Sam Graves

What are Headings and How Should I Use Them for Web Accessibility?

The proper use of headings when creating a webpage is essential to website accessibility. Proper heading structure is one of the first steps to take to achieve a fully accessible, easy-to-read document.

This blog post will discuss headings, heading levels, and best practices concerning headings and building accessible content.

Headings explained

A heading is a text that describes a section of content within a web page. The text above, “Headings explained,” is a heading because it describes this section of text explaining headings. The blog post’s title, “What are headings, and how should I use them for web accessibility?” is also a heading.

When used properly, headings can provide multiple benefits. They can make it easier for screen reader users to search web pages or digital documents for specific content. Screen readers can navigate by headings and heading levels, allowing users to jump directly to the information they need without listening to the entire page.

Headings also help visually separate text, which can be particularly useful for individuals with cognitive disabilities. These users and many others may need assistance focusing on the content without these visual separators.

Heading levels

There are six different heading levels. 

A level 1 heading, <h1>, is typically used with the document title. In the case of this article, the text “What are headings, and how should I use them for web accessibility?” is a level 1 heading.

A level 2 heading, <h2>, is used before each major section of text. The <h2> levels above are “Headings explained” and “Heading levels.” 

Heading level 3, <h3>, is used for any subsection, followed by <h4> (level 4), <h5> (level 5), and <h6> (level 6).

Best practices regarding headings
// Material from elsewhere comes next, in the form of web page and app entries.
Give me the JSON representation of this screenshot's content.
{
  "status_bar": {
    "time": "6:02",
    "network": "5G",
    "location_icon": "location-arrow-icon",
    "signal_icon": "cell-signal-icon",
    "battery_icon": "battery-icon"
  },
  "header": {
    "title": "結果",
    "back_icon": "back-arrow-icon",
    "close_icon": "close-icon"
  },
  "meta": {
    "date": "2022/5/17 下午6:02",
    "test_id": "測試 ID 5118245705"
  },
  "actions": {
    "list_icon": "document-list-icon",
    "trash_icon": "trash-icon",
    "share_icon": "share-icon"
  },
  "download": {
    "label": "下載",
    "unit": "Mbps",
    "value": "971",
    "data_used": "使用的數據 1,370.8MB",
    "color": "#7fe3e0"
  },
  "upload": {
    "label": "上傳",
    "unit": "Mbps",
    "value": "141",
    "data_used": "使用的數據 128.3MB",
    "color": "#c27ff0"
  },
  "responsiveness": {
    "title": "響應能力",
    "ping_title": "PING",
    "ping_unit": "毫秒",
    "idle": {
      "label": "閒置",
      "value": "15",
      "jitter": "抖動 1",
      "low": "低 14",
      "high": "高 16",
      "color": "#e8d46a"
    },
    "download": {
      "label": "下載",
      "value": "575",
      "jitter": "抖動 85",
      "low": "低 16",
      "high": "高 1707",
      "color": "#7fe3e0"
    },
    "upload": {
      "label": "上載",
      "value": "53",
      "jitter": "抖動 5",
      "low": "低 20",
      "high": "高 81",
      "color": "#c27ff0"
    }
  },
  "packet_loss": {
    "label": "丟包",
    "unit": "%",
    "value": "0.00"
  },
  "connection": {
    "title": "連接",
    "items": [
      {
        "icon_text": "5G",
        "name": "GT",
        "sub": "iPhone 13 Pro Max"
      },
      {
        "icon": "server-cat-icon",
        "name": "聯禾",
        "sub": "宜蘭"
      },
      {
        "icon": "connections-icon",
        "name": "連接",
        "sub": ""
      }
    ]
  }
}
Each webpage or document must have one (and only one) <h1>. An <h1> is typically used to mark the title or primary purpose of the webpage as a semantic heading so that screen reading software will recognize it as a heading. This makes it much easier for a screen reader user to identify what the web page or document is about. If there is no <h1>, a screen reader user may have to identify the document’s main topic independently. It is also essential that the <h1> matches the document’s title, or at least very closely matches it.

Below is an example of how heading levels could appear on a webpage when built with accessibility in mind, leveraging just a singular <h1> heading level:

<h1>Title of page</h1>

<h2>Main heading</h2>

<h2>Another main heading</h2>


<h2>Yet another main heading</h2>

Web development teams must mark up headings in the correct order. As explained above, <h1s> are used for the main purpose of documents. <h2s> are used for main sections, <h3s> for subsections, and so on through <h6s>. Heading levels cannot be skipped. For example, only <h2s> should typically follow <h1> in heading level structure. 

Screen reader users can use keyboard shortcuts to navigate by heading levels. “1” is used to skip to the next <h1>, “2” to skip to the next <h2>, and so on for <h3> through <h6>.

Correct heading level order makes skimming webpages for relevant content much easier for screen reader users and creates a more equitable experience when browsing the web.

Below is an example of proper heading-level structure: 

<h1>Whole Foods Market</h1>



In the example, “Whole Foods Market” (the document title) is a level 1 heading. “Produce” (a main section) is a level 2 heading, and “Fruits” (a subsection of “Produce”) is a heading level 3. 

Ensure all document and page headings are actual headings. For example, all <h1> headings should be actual level 1 headings used primarily for the document’s main purpose. When elements that should be different from headings are marked up as headings, it can confuse screen reader users. Screen reader users can navigate by headings, so screen readers will read content as a heading that sighted people know is not a heading. This makes for an inequitable experience, as screen reader users do not have accurate information.

Conversely, actual semantic headings should always be marked up as headings. For example, all text marked as <h1> should be an actual semantic level 1 heading and not regular paragraph text (or another heading level). This also creates confusion for screen reader users, as they may think text not meant to be a heading is one because of incorrect markup. In addition, if used in this way, it would provide screen reader users with inaccurate information.

More about headings

While headings can be styled in any way depending on the layout of a particular webpage or document, following these best practices in heading markup is crucial in providing an organized and easily navigable layout. While screen reader users benefit the most from proper heading markup, users with cognitive disabilities also benefit from the clear organization provided by headings.

Our team at Allyant has also built a robust accessibility tool specifically for testing and updating heading levels, allowing content managers and developers of all accessibility experience levels to efficiently and effectively ensure they are building accessible heading structures. 

Contact our expert digital accessibility auditing team with any questions regarding headings or heading-level structure or to receive a demo of our heading-level tool!